* **WHAT IS BEING ASKED**: Lines that contain the string "Billing" are the ones to list; copy all of them from the records.

(Items from an interface collection)

..........

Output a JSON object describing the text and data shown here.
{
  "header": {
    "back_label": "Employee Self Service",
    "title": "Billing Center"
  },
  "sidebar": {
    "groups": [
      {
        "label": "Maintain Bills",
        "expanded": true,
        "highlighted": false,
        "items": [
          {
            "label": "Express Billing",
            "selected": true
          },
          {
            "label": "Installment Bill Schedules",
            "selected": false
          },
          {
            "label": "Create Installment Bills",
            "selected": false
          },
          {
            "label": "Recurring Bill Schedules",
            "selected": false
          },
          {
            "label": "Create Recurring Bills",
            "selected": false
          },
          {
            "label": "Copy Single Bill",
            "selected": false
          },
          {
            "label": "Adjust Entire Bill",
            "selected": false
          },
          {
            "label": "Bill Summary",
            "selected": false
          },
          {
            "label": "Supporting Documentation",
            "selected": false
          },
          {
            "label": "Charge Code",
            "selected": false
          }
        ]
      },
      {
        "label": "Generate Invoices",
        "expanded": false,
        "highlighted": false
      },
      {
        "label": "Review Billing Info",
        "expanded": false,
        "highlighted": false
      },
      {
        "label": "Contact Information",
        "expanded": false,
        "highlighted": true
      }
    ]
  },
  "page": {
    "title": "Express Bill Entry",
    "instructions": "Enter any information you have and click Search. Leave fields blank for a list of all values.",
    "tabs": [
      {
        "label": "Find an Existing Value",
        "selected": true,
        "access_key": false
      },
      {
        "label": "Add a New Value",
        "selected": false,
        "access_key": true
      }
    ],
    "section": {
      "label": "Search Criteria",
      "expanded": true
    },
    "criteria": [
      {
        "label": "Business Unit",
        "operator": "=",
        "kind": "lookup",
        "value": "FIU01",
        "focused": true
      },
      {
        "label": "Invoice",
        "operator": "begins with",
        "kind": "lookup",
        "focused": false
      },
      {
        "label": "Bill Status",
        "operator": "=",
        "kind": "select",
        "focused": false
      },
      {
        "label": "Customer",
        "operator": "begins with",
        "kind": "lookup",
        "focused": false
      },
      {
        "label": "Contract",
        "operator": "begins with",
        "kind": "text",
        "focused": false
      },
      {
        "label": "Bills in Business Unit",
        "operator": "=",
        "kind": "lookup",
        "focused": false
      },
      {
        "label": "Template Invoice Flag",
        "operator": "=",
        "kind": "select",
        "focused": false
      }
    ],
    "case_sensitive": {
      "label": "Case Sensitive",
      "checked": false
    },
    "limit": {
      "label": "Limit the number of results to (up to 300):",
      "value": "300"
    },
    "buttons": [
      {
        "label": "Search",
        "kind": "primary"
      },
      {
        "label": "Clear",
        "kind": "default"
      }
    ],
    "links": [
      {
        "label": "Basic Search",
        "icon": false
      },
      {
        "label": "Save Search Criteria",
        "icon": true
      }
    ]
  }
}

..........

* **YOUR RESPONSE**:
    "title": "Billing Center"
            "label": "Express Billing",
        "label": "Review Billing Info",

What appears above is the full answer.